▶ _Task directions_: Output every entry exactly as written.

[Items from an interface collection]
================================
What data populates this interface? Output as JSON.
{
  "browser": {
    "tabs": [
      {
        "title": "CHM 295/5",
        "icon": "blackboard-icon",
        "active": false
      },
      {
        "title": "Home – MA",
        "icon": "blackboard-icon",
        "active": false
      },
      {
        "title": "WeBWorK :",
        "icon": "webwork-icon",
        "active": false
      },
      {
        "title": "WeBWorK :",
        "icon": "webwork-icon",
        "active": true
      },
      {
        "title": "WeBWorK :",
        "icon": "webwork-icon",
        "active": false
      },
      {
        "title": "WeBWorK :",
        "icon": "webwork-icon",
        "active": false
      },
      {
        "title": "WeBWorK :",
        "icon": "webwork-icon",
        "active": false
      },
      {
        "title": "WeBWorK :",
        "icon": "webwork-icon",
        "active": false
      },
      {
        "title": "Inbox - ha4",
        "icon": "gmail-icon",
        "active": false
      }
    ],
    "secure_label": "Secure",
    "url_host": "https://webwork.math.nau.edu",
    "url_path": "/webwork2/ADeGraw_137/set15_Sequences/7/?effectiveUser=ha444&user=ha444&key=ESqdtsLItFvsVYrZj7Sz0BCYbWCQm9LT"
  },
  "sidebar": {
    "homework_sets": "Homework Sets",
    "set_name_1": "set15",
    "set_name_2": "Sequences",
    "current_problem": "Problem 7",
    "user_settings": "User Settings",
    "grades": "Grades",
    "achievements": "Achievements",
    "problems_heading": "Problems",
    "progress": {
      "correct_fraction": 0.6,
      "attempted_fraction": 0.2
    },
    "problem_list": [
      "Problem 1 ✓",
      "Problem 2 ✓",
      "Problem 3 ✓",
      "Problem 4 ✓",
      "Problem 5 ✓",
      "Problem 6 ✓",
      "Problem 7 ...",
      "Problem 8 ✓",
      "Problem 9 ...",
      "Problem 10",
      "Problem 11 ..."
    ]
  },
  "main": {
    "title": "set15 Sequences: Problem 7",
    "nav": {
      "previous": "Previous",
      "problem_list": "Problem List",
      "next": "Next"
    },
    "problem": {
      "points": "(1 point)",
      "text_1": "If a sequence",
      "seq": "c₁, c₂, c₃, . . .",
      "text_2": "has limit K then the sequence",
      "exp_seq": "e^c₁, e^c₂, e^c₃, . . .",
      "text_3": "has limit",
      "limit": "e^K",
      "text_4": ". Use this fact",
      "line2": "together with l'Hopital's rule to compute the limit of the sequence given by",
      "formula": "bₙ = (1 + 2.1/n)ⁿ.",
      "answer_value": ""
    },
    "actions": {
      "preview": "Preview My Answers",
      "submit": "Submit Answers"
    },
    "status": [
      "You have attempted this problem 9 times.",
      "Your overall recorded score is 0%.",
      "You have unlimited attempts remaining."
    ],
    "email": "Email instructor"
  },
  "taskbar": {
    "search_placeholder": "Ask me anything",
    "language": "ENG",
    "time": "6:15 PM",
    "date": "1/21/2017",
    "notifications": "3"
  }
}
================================
▶ _Written reply_:
What data populates this interface? Output as JSON.
{
  "browser": {
    "tabs": [
      {
        "title": "CHM 295/5",
        "icon": "blackboard-icon",
        "active": false
      },
      {
        "title": "Home – MA",
        "icon": "blackboard-icon",
        "active": false
      },
      {
        "title": "WeBWorK :",
        "icon": "webwork-icon",
        "active": false
      },
      {
        "title": "WeBWorK :",
        "icon": "webwork-icon",
        "active": true
      },
      {
        "title": "WeBWorK :",
        "icon": "webwork-icon",
        "active": false
      },
      {
        "title": "WeBWorK :",
        "icon": "webwork-icon",
        "active": false
      },
      {
        "title": "WeBWorK :",
        "icon": "webwork-icon",
        "active": false
      },
      {
        "title": "WeBWorK :",
        "icon": "webwork-icon",
        "active": false
      },
      {
        "title": "Inbox - ha4",
        "icon": "gmail-icon",
        "active": false
      }
    ],
    "secure_label": "Secure",
    "url_host": "https://webwork.math.nau.edu",
    "url_path": "/webwork2/ADeGraw_137/set15_Sequences/7/?effectiveUser=ha444&user=ha444&key=ESqdtsLItFvsVYrZj7Sz0BCYbWCQm9LT"
  },
  "sidebar": {
    "homework_sets": "Homework Sets",
    "set_name_1": "set15",
    "set_name_2": "Sequences",
    "current_problem": "Problem 7",
    "user_settings": "User Settings",
    "grades": "Grades",
    "achievements": "Achievements",
    "problems_heading": "Problems",
    "progress": {
      "correct_fraction": 0.6,
      "attempted_fraction": 0.2
    },
    "problem_list": [
      "Problem 1 ✓",
      "Problem 2 ✓",
      "Problem 3 ✓",
      "Problem 4 ✓",
      "Problem 5 ✓",
      "Problem 6 ✓",
      "Problem 7 ...",
      "Problem 8 ✓",
      "Problem 9 ...",
      "Problem 10",
      "Problem 11 ..."
    ]
  },
  "main": {
    "title": "set15 Sequences: Problem 7",
    "nav": {
      "previous": "Previous",
      "problem_list": "Problem List",
      "next": "Next"
    },
    "problem": {
      "points": "(1 point)",
      "text_1": "If a sequence",
      "seq": "c₁, c₂, c₃, . . .",
      "text_2": "has limit K then the sequence",
      "exp_seq": "e^c₁, e^c₂, e^c₃, . . .",
      "text_3": "has limit",
      "limit": "e^K",
      "text_4": ". Use this fact",
      "line2": "together with l'Hopital's rule to compute the limit of the sequence given by",
      "formula": "bₙ = (1 + 2.1/n)ⁿ.",
      "answer_value": ""
    },
    "actions": {
      "preview": "Preview My Answers",
      "submit": "Submit Answers"
    },
    "status": [
      "You have attempted this problem 9 times.",
      "Your overall recorded score is 0%.",
      "You have unlimited attempts remaining."
    ],
    "email": "Email instructor"
  },
  "taskbar": {
    "search_placeholder": "Ask me anything",
    "language": "ENG",
    "time": "6:15 PM",
    "date": "1/21/2017",
    "notifications": "3"
  }
}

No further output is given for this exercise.